  4. ^ Ranjit Hoskote (2005-06-19). "Crossfire zone". The Hindu. 
  5. ^ a b c d e Hamid, Arshad (September 2007). "Kashmir's tortured past and present" (– Scholar search). Himal. Retrieved 2008-04-21. [dead link][dead link]
  6. ^ Gossman, Patricia (May 1996). "INDIA'S SECRET ARMY IN KASHMIR: New Patterns of Abuse Emerge in the Conflict". Human Rights Watch. Retrieved 2008-04-21. 
  7. ^ Dalrymple, William (1 May 2008). "Kashmir: The Scarred and the Beautiful". The New York Review of Books. 

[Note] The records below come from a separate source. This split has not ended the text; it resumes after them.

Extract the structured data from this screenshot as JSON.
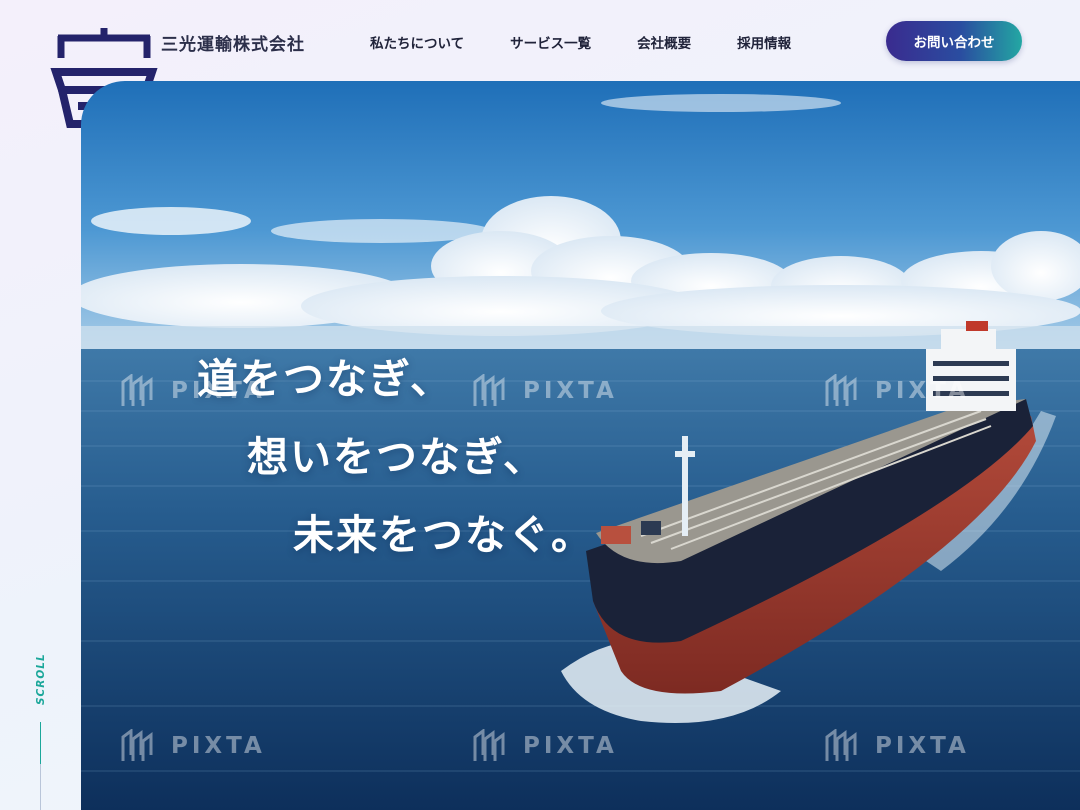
{
  "brand": {
    "company_name": "三光運輸株式会社",
    "logo_color": "#24236b"
  },
  "nav": {
    "items": [
      "私たちについて",
      "サービス一覧",
      "会社概要",
      "採用情報"
    ]
  },
  "contact_button": {
    "label": "お問い合わせ"
  },
  "hero": {
    "headline": [
      "道をつなぎ、",
      "想いをつなぎ、",
      "未来をつなぐ。"
    ],
    "watermark": "PIXTA"
  },
  "scroll_indicator": {
    "label": "SCROLL",
    "accent_color": "#1ba79a"
  },
  "colors": {
    "button_gradient_start": "#3a2b8f",
    "button_gradient_end": "#23a7a3"
  }
}
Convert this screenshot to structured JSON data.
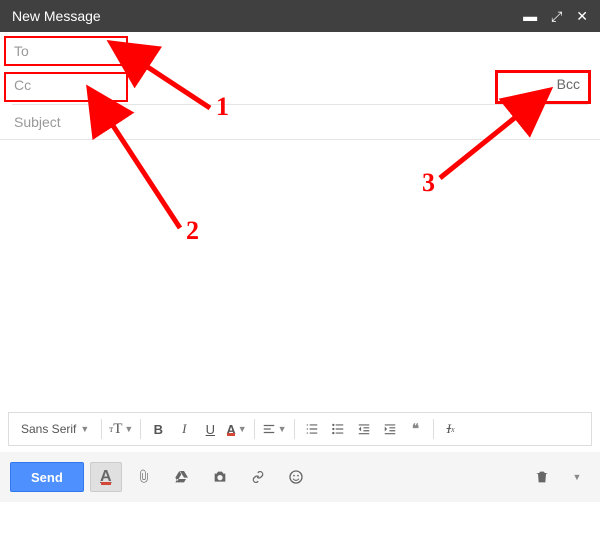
{
  "header": {
    "title": "New Message",
    "icons": {
      "minimize": "minimize",
      "expand": "expand",
      "close": "close"
    }
  },
  "fields": {
    "to_placeholder": "To",
    "cc_placeholder": "Cc",
    "bcc_label": "Bcc",
    "subject_placeholder": "Subject"
  },
  "format_bar": {
    "font_family": "Sans Serif",
    "buttons": {
      "size": "Text size",
      "bold": "B",
      "italic": "I",
      "underline": "U",
      "color": "A",
      "align": "Align",
      "ol": "Numbered list",
      "ul": "Bulleted list",
      "outdent": "Outdent",
      "indent": "Indent",
      "quote": "❝❝",
      "clear": "Remove formatting"
    }
  },
  "send_bar": {
    "send_label": "Send",
    "format_toggle": "A",
    "attach": "Attach files",
    "drive": "Insert from Drive",
    "photo": "Insert photo",
    "link": "Insert link",
    "emoji": "Insert emoji",
    "trash": "Discard draft",
    "more": "More options"
  },
  "annotations": {
    "n1": "1",
    "n2": "2",
    "n3": "3"
  },
  "colors": {
    "highlight": "#ff0000",
    "send_button": "#4d90fe",
    "titlebar": "#404040"
  }
}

  8. ^ Mishra, Pankaj (21 September 2000). "Death in Kashmir - The New York Review of Books". The New York Review of Books. 
  9. ^ Peer, Basharat (May–June 2007). "Style Over Substance". Columbia Journalism Review. Retrieved 2008-04-21. 
  10. ^ Amnesty International, Analysis of the Government of India's response to Amnesty International's report on torture and deaths in custody in Jammu and Kashmir, 1995.
  11. ^ Judgement dated December 18, 1996, in W.P. (Crl.) No. 539 of 1986 W.P. (Crl.) No. 592 of 1987 Ashok K. Johri Vs State of U.P.
    A copy of the judgment can be found at Supreme Court of India (2002-10-03). "SHRI D.K. BASU v State of West Bengal". Asian Legal Resource Center. Retrieved 2008-04-21. 
  12. ^ Lokaneeta, Jinee (March 2008). "Evil, Law and the State: Issues in State Power and Violence". Salzburg, Austria.  |contribution= ignored (help)